PARCHING for Atlanta,
Sweeping scouts and pickets
With the peals of martial music,
Through forests deep and rough ravines,
'Twas skirmish day by day, To feel the foe and and know the point
Where the rebel Hood did lay.
It was a grand and gorgeous sight;
They bore our flag on high, As o'er the hills and through the vales
Our boys went sweeping by.
They tried to flank them on their march,
With solid shot and shell, When a thousand muskets said "retreat,
For I do my mission well.”
The deep voiced thunder pealed afar,
And strewed the ground with dead, Till it was covered with their blood,
And solid balls of lead.
The rebels charged again and again,
The lines swayed to and fro, Till flesh and blood could bear no more, · Nor the sullen craven foe.
Then on that field of dead and dying,
years; His ghastly wound was plainly telling
'Twould bring a mother's burning tears.
They saw the golden cord was loosened,
They knew that he must die; They could read that mournful
hat mournful message, In that calm and blood-shot eye.
They read it in the purple flow,
That roamed from cheek to cheek, And the quivering of his pallid lips,
Though faint he thus did speak:
Glancing at his mangled limb,
With a calm and tearful eye
But comrades, I must die!"
He drew a picture from his breast,
Then called a friend beside:“This is my mother; tell her all
'Twas for the flag I died!"
And then he pressed it to his lips,
And said, “before I go, We'll give three cheers for the dear old flag
That flag will win, I know!"
Then with a gentle smile,
His spirit winged its flight; No more to hear the bugles call,
Or share the bloody fight.
Pis mete that we should meet this day,
And bring the rarest flowers,
graves, In memory of the hours When we were called to cut the sod
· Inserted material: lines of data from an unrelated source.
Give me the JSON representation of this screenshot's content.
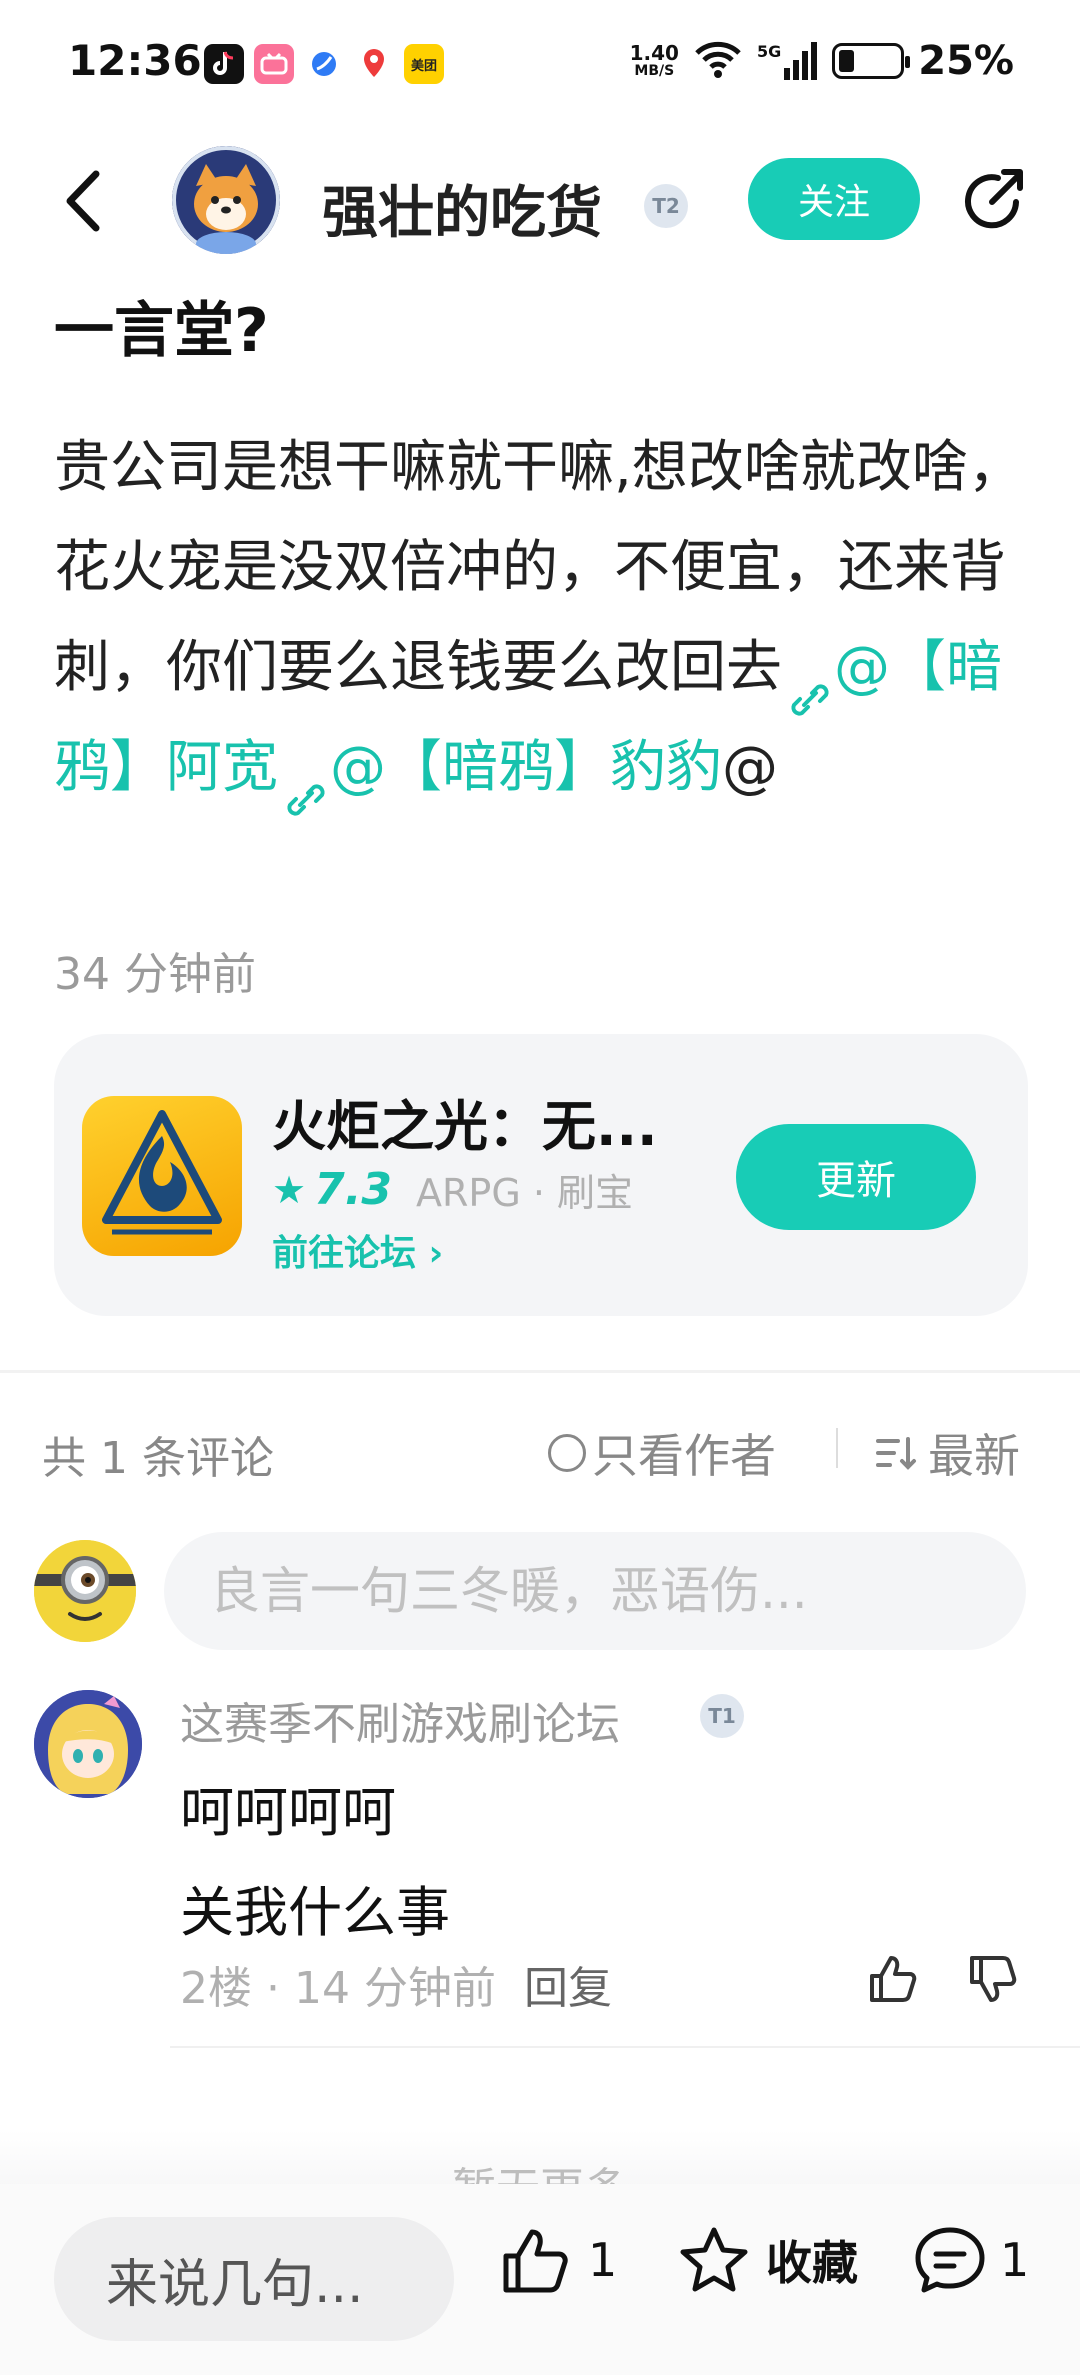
{
  "status_bar": {
    "time": "12:36",
    "network_speed": "1.40",
    "network_unit": "MB/S",
    "signal_type": "5G",
    "battery": "25%",
    "battery_level": 0.25,
    "meituan_label": "美团"
  },
  "header": {
    "author_name": "强壮的吃货",
    "author_badge": "T2",
    "follow_label": "关注"
  },
  "post": {
    "title": "一言堂?",
    "body_text": "贵公司是想干嘛就干嘛,想改啥就改啥，花火宠是没双倍冲的，不便宜，还来背刺，你们要么退钱要么改回去",
    "mention_1": "@【暗鸦】阿宽",
    "mention_2": "@【暗鸦】豹豹",
    "trailing_at": "@",
    "time": "34 分钟前"
  },
  "game_card": {
    "name": "火炬之光：无...",
    "rating": "7.3",
    "tags": "ARPG · 刷宝",
    "forum_link": "前往论坛 ›",
    "update_label": "更新"
  },
  "comments_header": {
    "count": "共 1 条评论",
    "author_only": "只看作者",
    "sort": "最新"
  },
  "comment_input": {
    "placeholder": "良言一句三冬暖，恶语伤..."
  },
  "comments": [
    {
      "username": "这赛季不刷游戏刷论坛",
      "badge": "T1",
      "line1": "呵呵呵呵",
      "line2": "关我什么事",
      "floor": "2楼",
      "time": "· 14 分钟前",
      "reply_label": "回复"
    }
  ],
  "no_more": "暂无更多",
  "bottom_bar": {
    "say_placeholder": "来说几句...",
    "like_count": "1",
    "favorite_label": "收藏",
    "comment_count": "1"
  },
  "colors": {
    "accent": "#18ccb6",
    "text_primary": "#111111",
    "text_secondary": "#9a9a9a"
  }
}
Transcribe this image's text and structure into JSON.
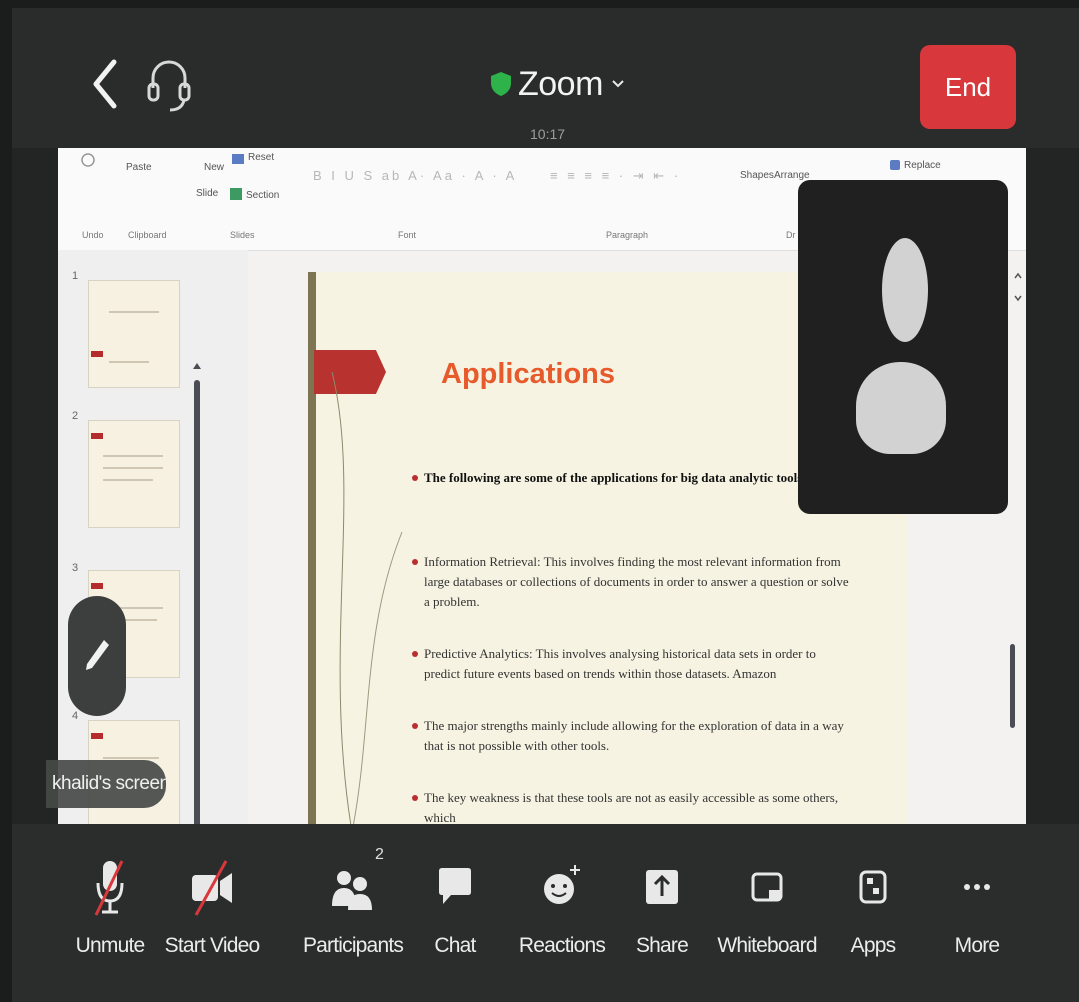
{
  "header": {
    "app_title": "Zoom",
    "time": "10:17",
    "end_label": "End",
    "colors": {
      "end": "#d8383c",
      "shield": "#2db34a"
    }
  },
  "ribbon": {
    "paste": "Paste",
    "new_slide": "New",
    "slide_label": "Slide",
    "reset": "Reset",
    "section": "Section",
    "shapes": "Shapes",
    "arrange": "Arrange",
    "replace": "Replace",
    "groups": {
      "undo": "Undo",
      "clipboard": "Clipboard",
      "slides": "Slides",
      "font": "Font",
      "paragraph": "Paragraph",
      "drawing": "Dr"
    }
  },
  "thumbnails": [
    {
      "number": "1"
    },
    {
      "number": "2"
    },
    {
      "number": "3"
    },
    {
      "number": "4"
    }
  ],
  "slide": {
    "title": "Applications",
    "bullets": [
      "The following are some of the applications for big data analytic tools",
      "Information Retrieval:  This involves finding the most relevant information from large databases or collections of documents in order to answer a question or solve a problem.",
      "Predictive Analytics: This involves analysing historical data sets in order to predict future events based on trends within those datasets. Amazon",
      "The major strengths mainly include allowing for the exploration of data in a way that is not possible with other tools.",
      "The key weakness is that these tools are not as easily accessible as some others, which"
    ]
  },
  "screen_label": "khalid's screen",
  "participants_count": "2",
  "toolbar": {
    "unmute": "Unmute",
    "start_video": "Start Video",
    "participants": "Participants",
    "chat": "Chat",
    "reactions": "Reactions",
    "share": "Share",
    "whiteboard": "Whiteboard",
    "apps": "Apps",
    "more": "More"
  }
}
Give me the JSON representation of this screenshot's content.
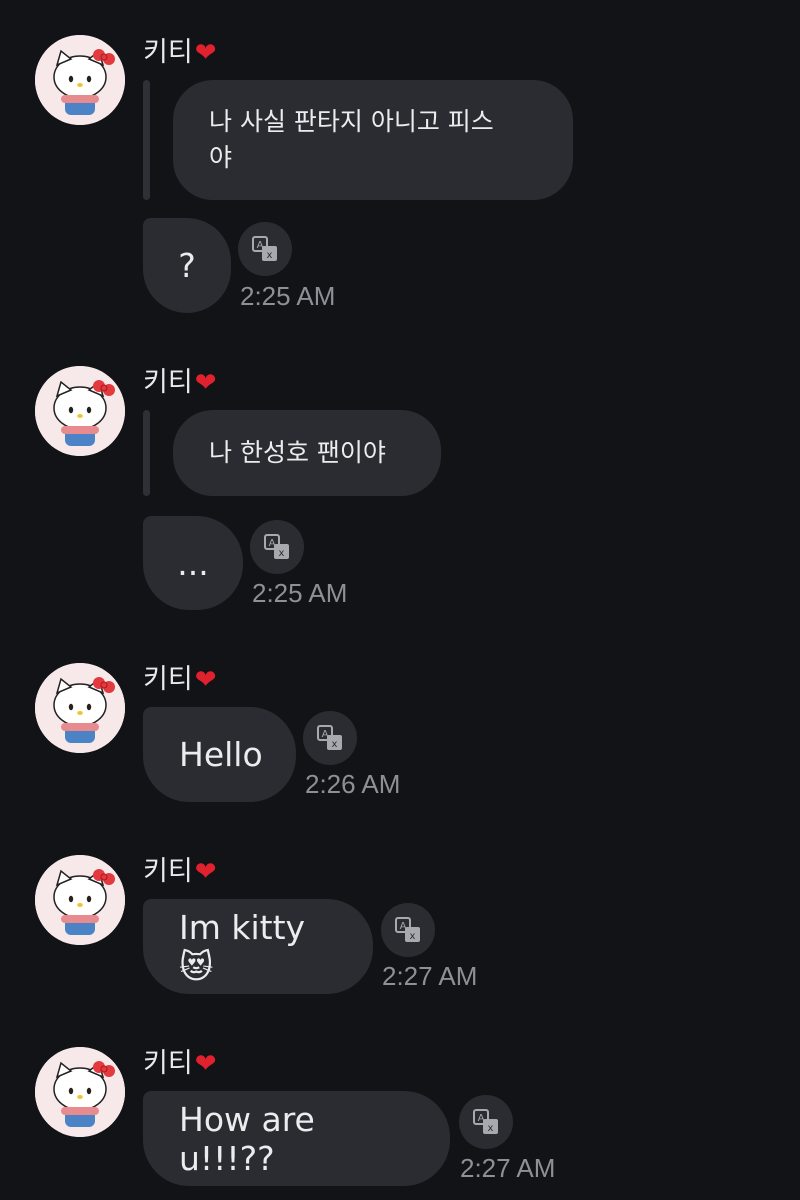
{
  "messages": [
    {
      "sender": "키티",
      "heart": "❤",
      "quote": "나 사실 판타지 아니고 피스\n야",
      "text": "?",
      "time": "2:25 AM"
    },
    {
      "sender": "키티",
      "heart": "❤",
      "quote": "나 한성호 팬이야",
      "text": "...",
      "time": "2:25 AM"
    },
    {
      "sender": "키티",
      "heart": "❤",
      "text": "Hello",
      "time": "2:26 AM"
    },
    {
      "sender": "키티",
      "heart": "❤",
      "text": "Im kitty😻",
      "time": "2:27 AM"
    },
    {
      "sender": "키티",
      "heart": "❤",
      "text": "How are u!!!??",
      "time": "2:27 AM"
    }
  ],
  "icons": {
    "avatar": "hello-kitty-avatar",
    "translate": "translate-icon"
  },
  "colors": {
    "background": "#121316",
    "bubble": "#2a2c31",
    "time": "#8e9097",
    "heart": "#e0212e"
  }
}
And place our comrades under:They who the hand of treason had
From this world snatched assunder.
'Tis mete that we should meet this day,
To join in songs and homage pay To those who then with fear and wonder,
Lest our nation be rent assunder,
Gave up their homes and loved ones dear,
And suffering bore from year to year, Then yielded up their lives.
'Tis mete that we should set apart
A day of adoration,
And fell to save this nation;
We will each year spread flowers about Our comrade's graves.
'Tis mete that we should weld anew
Our sacred honor and our love, For they whose voice is hushed in death,
Whose spirits are in heaven above; For the boys who quietly slumber,
In the ground so cold and damp, The boys of our martyred army,
The boys in the silent camp.
'Tis mete that we should teach our sons,
All treason to abhor,